A North Dakota farmer appears in a newly released documentary Carbon Cowboys, a series of short films by award winning filmmaker Peter Byck about how some farmers are breaking new ground with regenerative grazing.
While touted as a “new” way to graze livestock, North Dakota farmer Gabe Brown, said it is actually more of a return to old ways — Mother Nature’s ways.
“We need to try to mimic nature,” Brown says.
Looking at the Great Plains as an example, predators moved large herds of bison from one area to a new area. The bison might graze an area intensely while there, but did not generally return to the same area for quite some time.
“When we started doing that and mimicking nature by moving our livestock much more frequently, we noticed immediate improvement in both the production and health of the soil,” Brown said. “We could inifltrate water much faster, and we were storing carbon in the soil. It became well-aggregated and we noticed a lot of earthworms and life returning to the soil.”
While this approach is now called regenerative agriculture, back then Brown didn’t really have a catchy name for it.
He was just trying to survive and thrive as a farmer.
Brown began his farming journey with his wife in 1991, when they bought her parent’s farm.
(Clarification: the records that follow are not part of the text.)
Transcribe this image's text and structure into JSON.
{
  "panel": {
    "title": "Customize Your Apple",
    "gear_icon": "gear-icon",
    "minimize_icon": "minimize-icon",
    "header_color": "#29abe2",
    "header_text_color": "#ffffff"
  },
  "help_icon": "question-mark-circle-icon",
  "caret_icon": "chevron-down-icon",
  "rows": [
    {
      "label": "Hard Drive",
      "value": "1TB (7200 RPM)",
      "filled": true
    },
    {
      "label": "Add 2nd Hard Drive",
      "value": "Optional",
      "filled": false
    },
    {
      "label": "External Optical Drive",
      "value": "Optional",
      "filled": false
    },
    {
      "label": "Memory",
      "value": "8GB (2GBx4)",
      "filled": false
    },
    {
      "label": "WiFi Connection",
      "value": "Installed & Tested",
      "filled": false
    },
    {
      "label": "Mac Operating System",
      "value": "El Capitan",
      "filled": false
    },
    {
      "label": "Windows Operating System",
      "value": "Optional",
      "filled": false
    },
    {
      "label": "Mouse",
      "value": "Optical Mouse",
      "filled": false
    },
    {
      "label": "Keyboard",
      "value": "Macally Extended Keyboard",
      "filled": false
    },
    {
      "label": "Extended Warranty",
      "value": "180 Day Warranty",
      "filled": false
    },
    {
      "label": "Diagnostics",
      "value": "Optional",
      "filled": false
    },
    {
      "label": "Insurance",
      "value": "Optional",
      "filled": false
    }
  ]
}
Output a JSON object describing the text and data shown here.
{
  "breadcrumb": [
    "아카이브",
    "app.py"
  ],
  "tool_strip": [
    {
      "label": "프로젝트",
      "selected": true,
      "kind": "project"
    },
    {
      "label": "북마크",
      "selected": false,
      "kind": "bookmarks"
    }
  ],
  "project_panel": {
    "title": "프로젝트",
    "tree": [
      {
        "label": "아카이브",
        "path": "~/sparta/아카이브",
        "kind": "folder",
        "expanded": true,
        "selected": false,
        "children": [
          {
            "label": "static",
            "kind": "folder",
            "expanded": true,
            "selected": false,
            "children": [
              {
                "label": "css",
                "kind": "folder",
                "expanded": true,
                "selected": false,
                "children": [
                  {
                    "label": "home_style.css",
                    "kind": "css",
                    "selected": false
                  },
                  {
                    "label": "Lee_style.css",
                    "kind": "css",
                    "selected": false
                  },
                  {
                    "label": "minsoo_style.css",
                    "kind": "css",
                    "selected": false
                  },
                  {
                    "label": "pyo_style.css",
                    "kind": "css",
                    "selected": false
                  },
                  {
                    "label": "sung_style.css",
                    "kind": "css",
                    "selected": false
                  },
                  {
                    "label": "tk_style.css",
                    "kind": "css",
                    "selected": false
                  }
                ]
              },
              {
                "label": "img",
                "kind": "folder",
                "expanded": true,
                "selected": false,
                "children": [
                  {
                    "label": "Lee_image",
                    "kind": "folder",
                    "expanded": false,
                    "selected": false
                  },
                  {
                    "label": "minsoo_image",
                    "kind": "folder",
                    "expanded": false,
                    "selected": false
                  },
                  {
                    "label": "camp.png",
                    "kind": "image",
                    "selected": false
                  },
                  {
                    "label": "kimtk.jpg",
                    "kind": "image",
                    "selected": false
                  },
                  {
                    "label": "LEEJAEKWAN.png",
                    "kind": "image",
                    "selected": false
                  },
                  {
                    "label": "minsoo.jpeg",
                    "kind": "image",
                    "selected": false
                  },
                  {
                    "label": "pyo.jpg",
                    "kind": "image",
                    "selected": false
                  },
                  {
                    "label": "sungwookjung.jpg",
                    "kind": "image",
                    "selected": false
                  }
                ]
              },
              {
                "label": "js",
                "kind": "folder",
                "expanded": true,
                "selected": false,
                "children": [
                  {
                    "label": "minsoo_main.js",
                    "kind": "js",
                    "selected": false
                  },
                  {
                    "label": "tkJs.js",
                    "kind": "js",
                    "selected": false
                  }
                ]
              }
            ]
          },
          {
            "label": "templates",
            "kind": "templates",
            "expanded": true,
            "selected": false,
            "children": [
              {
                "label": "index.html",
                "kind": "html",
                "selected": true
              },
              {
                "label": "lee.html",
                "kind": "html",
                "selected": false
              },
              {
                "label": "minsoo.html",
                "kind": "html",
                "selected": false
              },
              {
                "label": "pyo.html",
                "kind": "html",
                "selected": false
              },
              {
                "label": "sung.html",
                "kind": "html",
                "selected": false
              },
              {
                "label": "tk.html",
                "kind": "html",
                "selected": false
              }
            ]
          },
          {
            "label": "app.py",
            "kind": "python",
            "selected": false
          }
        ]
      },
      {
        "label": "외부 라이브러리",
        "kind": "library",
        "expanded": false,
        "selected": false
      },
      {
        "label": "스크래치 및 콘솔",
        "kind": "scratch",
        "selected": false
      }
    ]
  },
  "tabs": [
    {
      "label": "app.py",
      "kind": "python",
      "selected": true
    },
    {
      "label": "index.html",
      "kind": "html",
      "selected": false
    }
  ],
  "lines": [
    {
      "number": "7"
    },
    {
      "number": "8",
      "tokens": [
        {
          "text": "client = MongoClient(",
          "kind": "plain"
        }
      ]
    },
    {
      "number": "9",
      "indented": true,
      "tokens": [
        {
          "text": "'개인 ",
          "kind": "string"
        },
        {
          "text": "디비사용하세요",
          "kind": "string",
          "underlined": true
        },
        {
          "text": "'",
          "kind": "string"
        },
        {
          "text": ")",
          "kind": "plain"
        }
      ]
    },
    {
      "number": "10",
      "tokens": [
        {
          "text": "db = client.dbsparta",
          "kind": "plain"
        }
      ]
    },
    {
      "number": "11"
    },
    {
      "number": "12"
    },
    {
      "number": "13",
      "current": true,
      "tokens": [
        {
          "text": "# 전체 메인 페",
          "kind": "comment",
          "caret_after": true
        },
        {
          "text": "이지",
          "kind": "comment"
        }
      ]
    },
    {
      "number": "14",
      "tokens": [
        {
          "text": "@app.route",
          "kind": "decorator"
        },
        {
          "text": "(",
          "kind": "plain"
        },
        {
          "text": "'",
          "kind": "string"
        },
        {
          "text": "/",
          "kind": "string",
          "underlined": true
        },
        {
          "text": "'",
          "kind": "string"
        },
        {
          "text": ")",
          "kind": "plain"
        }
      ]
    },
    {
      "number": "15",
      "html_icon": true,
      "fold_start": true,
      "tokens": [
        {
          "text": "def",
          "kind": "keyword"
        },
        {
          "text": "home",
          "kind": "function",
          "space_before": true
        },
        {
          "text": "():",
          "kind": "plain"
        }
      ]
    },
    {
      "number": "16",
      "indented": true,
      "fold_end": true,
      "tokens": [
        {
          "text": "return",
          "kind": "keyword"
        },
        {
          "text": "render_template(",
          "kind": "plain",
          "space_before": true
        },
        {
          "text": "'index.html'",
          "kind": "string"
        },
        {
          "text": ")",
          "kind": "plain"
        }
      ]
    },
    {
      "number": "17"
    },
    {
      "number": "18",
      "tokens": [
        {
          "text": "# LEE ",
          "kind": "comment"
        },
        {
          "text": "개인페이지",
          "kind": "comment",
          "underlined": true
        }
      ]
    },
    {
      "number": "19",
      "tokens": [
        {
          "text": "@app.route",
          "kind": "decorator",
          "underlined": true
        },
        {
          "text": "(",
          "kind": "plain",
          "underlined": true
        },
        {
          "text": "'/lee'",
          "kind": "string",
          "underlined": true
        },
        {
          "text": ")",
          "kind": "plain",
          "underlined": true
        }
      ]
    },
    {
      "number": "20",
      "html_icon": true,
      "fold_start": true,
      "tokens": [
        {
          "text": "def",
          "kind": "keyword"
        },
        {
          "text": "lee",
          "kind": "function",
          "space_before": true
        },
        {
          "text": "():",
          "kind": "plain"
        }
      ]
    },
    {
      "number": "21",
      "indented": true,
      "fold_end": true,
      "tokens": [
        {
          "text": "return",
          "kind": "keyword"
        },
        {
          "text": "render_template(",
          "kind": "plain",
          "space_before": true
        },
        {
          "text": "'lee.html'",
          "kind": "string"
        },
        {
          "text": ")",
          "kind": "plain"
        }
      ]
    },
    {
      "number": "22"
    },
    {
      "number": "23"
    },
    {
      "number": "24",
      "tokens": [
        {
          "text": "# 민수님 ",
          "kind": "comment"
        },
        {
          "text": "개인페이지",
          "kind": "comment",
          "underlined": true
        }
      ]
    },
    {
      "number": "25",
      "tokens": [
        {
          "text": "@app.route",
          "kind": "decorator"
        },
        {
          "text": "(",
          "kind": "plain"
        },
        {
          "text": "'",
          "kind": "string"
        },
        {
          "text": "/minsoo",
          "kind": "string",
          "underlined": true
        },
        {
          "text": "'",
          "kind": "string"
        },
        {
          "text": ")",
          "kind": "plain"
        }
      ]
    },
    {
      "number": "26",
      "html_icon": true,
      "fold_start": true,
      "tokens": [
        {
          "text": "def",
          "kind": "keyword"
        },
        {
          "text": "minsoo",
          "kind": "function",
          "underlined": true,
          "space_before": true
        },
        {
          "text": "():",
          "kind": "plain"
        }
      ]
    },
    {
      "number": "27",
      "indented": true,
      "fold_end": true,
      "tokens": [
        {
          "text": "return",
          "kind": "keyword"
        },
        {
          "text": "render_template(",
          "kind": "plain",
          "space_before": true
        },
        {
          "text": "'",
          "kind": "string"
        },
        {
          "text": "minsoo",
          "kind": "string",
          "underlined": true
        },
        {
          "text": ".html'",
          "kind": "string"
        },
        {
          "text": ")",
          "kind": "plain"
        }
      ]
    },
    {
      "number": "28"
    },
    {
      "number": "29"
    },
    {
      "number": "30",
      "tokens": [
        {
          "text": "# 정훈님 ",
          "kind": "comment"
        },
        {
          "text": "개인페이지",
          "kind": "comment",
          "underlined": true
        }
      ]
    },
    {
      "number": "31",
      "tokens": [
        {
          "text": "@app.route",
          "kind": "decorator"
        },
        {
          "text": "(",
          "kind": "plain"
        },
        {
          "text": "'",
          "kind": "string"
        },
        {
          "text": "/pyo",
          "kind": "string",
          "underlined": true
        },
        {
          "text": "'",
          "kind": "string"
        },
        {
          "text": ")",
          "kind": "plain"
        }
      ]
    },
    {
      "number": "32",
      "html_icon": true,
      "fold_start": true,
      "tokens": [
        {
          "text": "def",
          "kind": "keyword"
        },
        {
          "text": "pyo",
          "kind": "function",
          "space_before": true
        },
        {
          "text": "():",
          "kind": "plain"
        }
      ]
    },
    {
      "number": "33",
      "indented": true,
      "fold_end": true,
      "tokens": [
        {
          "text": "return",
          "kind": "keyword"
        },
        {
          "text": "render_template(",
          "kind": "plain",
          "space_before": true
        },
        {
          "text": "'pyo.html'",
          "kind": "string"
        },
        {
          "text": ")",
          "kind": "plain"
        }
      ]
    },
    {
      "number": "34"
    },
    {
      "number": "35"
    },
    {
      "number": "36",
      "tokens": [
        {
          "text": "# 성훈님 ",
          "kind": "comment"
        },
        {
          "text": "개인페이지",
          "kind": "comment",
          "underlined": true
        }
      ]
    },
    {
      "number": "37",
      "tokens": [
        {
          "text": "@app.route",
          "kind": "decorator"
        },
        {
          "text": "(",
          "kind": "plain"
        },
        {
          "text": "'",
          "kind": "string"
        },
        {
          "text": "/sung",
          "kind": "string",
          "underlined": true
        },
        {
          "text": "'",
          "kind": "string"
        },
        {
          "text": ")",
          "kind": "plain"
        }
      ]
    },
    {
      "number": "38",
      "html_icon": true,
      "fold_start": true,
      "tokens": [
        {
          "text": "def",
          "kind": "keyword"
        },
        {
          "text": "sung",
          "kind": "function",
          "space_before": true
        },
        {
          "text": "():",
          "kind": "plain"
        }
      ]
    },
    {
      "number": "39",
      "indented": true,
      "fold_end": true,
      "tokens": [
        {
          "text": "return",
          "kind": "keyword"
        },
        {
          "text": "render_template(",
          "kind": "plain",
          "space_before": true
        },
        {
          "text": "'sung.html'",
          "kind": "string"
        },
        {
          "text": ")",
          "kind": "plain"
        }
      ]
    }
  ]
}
It was then a very conventional operation that raised small grains and livestock.
At first, things went well. But then, starting in 1995, they were hailed out, rained out, dried out three years in succession. The fourth year, they were hailed out once again.
Suddenly, the bank didn’t want to loan Brown any more money. He had no money for the inputs required by traditional farming approaches.
That began an evolution in Brown’s understanding of the land. These were lessons learned in a hard way, but have sustained him ever since.
“I tell people, I was glad they didn’t foreclose on us,” Brown said. “Those four years were the hardest thing my wife and I went through, but that was absolutely the best thing that could have happened to us, because we’re learning, God was showing me the principals of nature.”
Brown started growing cover crops after the hail out in his fourth year, and grazing them with livestock. This reintegration of livestock into agriculture proved to be a great benefit to his soil, and was noticeable very quickly.
A second principle Brown learned is to keep cover on the soil, to retain moisture. He considers that “armoring” the soil.
“You shouldn’t see any bare patches of soil,” Brown said.
Not only does covered soil retain moisture longer, it helps provide food for the soil microorganisms that can help plants in so many different ways.
Another principle Brown learned was to diversify the plants in his field.
“If you go out and observe nature, there are no monocultures,” he said. “You don’t see forests of just one species of tree or a field with just one species of grass. That is not how nature functions. Planting a hayfield to a monoculture is one of the worst things you can do.”
Brown also learned to keep living roots in the soil as long as possible.
“If you grow a cash crop, that’s really only collecting sunlight maybe 80 to 100 days of the year, and then there is nothing growing,” he said.
Plants use sunlight to manufacture nutrients and pump them into the soil to attract beneficial microbes, so if there are no roots growing, your beneficial microbes are starving to death.
A sixth principle, Brown said, is that nature always acts in context. You wouldn’t try to grow bananas in North Dakota, he pointed out.
“Yet think of what ranchers are doing here, calving in January and February in North Dakota,” he said. “That is just ridiculous, and I used to do that. But I got wiser, and we just started calving here last week.”
Brown calves the last of May into early June.
“Ranchers think I gotta be there to help the cow if she has problems,” Brown said. “But Native Americans didn’t help the buffalo calve. No one is helping the deer have their fawns.”
Ranchers also want heavier calves in the fall, Brown said, but they can just sell calves later.
“It’s not that big a deal,” he said.
Brown said for the last six, seven years he has not needed and has refused all government payouts.
“I don’t need them,” he said. “I’m making a decent living. I don’t have to rely on a taxpayer subsidy, and that is a good thing. That is the way farming should be. We are not subsidizing Ma, Pa restaurants on Main Street, so why should farmers be subsidized?”
He has developed a competitive edge for his products by having them analyzed for nutritional value and compared to more conventional production methods,. Those studies are finding better nutrition in his nature-focused approach, he said.
Brown’s operation today raises grass-finished beef and lambs, as well as pigs, turkey and honey. He sells direct to consumers, and has done well during the COVID-19 pandemic, selling out of chicken.
He prefers selling direct to consumers.
“We want to be price makers, not price takers,” he said. “We set the prices on everything we grow and raise and make sure it is above our cost of production so I can make a living.”